# ENTRIES SHOWN:
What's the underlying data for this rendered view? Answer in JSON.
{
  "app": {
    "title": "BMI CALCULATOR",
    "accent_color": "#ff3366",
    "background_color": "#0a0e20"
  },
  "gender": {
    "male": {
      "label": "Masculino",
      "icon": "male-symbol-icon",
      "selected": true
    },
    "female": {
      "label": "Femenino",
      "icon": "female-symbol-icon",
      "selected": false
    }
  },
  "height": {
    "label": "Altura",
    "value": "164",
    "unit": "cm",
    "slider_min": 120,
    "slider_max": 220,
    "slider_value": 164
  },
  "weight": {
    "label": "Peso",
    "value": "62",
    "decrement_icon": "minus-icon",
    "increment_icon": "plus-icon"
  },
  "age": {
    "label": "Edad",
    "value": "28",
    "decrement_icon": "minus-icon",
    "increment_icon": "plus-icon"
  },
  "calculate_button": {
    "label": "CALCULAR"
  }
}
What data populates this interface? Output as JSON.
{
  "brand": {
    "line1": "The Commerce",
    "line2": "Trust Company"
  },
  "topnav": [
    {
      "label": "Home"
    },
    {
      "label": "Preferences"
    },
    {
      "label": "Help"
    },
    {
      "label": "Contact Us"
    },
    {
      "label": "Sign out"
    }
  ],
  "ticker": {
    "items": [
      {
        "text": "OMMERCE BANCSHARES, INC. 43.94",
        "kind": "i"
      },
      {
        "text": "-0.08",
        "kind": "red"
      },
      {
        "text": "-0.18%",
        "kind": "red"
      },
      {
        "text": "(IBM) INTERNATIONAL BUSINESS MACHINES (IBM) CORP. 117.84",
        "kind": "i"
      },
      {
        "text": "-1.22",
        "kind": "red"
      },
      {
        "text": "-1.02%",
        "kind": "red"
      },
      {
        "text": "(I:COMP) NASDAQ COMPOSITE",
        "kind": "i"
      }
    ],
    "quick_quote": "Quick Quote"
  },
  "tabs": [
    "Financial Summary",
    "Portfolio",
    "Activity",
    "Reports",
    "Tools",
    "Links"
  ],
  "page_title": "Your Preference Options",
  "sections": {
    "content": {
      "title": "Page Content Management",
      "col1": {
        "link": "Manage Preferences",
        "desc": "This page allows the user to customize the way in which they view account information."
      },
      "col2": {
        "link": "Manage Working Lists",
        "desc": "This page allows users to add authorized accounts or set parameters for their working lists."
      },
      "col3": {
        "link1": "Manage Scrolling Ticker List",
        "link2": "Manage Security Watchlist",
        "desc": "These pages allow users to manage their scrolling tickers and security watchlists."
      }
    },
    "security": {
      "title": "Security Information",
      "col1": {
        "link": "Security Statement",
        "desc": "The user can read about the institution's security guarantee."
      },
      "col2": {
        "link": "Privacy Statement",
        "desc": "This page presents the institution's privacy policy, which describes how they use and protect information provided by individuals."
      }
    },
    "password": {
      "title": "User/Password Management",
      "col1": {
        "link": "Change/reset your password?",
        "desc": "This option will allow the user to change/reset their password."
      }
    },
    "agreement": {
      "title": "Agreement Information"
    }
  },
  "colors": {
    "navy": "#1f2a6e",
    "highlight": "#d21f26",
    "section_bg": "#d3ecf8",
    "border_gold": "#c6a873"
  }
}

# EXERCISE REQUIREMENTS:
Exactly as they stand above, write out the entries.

# TASK RESULT:
What's the underlying data for this rendered view? Answer in JSON.
{
  "app": {
    "title": "BMI CALCULATOR",
    "accent_color": "#ff3366",
    "background_color": "#0a0e20"
  },
  "gender": {
    "male": {
      "label": "Masculino",
      "icon": "male-symbol-icon",
      "selected": true
    },
    "female": {
      "label": "Femenino",
      "icon": "female-symbol-icon",
      "selected": false
    }
  },
  "height": {
    "label": "Altura",
    "value": "164",
    "unit": "cm",
    "slider_min": 120,
    "slider_max": 220,
    "slider_value": 164
  },
  "weight": {
    "label": "Peso",
    "value": "62",
    "decrement_icon": "minus-icon",
    "increment_icon": "plus-icon"
  },
  "age": {
    "label": "Edad",
    "value": "28",
    "decrement_icon": "minus-icon",
    "increment_icon": "plus-icon"
  },
  "calculate_button": {
    "label": "CALCULAR"
  }
}
What data populates this interface? Output as JSON.
{
  "brand": {
    "line1": "The Commerce",
    "line2": "Trust Company"
  },
  "topnav": [
    {
      "label": "Home"
    },
    {
      "label": "Preferences"
    },
    {
      "label": "Help"
    },
    {
      "label": "Contact Us"
    },
    {
      "label": "Sign out"
    }
  ],
  "ticker": {
    "items": [
      {
        "text": "OMMERCE BANCSHARES, INC. 43.94",
        "kind": "i"
      },
      {
        "text": "-0.08",
        "kind": "red"
      },
      {
        "text": "-0.18%",
        "kind": "red"
      },
      {
        "text": "(IBM) INTERNATIONAL BUSINESS MACHINES (IBM) CORP. 117.84",
        "kind": "i"
      },
      {
        "text": "-1.22",
        "kind": "red"
      },
      {
        "text": "-1.02%",
        "kind": "red"
      },
      {
        "text": "(I:COMP) NASDAQ COMPOSITE",
        "kind": "i"
      }
    ],
    "quick_quote": "Quick Quote"
  },
  "tabs": [
    "Financial Summary",
    "Portfolio",
    "Activity",
    "Reports",
    "Tools",
    "Links"
  ],
  "page_title": "Your Preference Options",
  "sections": {
    "content": {
      "title": "Page Content Management",
      "col1": {
        "link": "Manage Preferences",
        "desc": "This page allows the user to customize the way in which they view account information."
      },
      "col2": {
        "link": "Manage Working Lists",
        "desc": "This page allows users to add authorized accounts or set parameters for their working lists."
      },
      "col3": {
        "link1": "Manage Scrolling Ticker List",
        "link2": "Manage Security Watchlist",
        "desc": "These pages allow users to manage their scrolling tickers and security watchlists."
      }
    },
    "security": {
      "title": "Security Information",
      "col1": {
        "link": "Security Statement",
        "desc": "The user can read about the institution's security guarantee."
      },
      "col2": {
        "link": "Privacy Statement",
        "desc": "This page presents the institution's privacy policy, which describes how they use and protect information provided by individuals."
      }
    },
    "password": {
      "title": "User/Password Management",
      "col1": {
        "link": "Change/reset your password?",
        "desc": "This option will allow the user to change/reset their password."
      }
    },
    "agreement": {
      "title": "Agreement Information"
    }
  },
  "colors": {
    "navy": "#1f2a6e",
    "highlight": "#d21f26",
    "section_bg": "#d3ecf8",
    "border_gold": "#c6a873"
  }
}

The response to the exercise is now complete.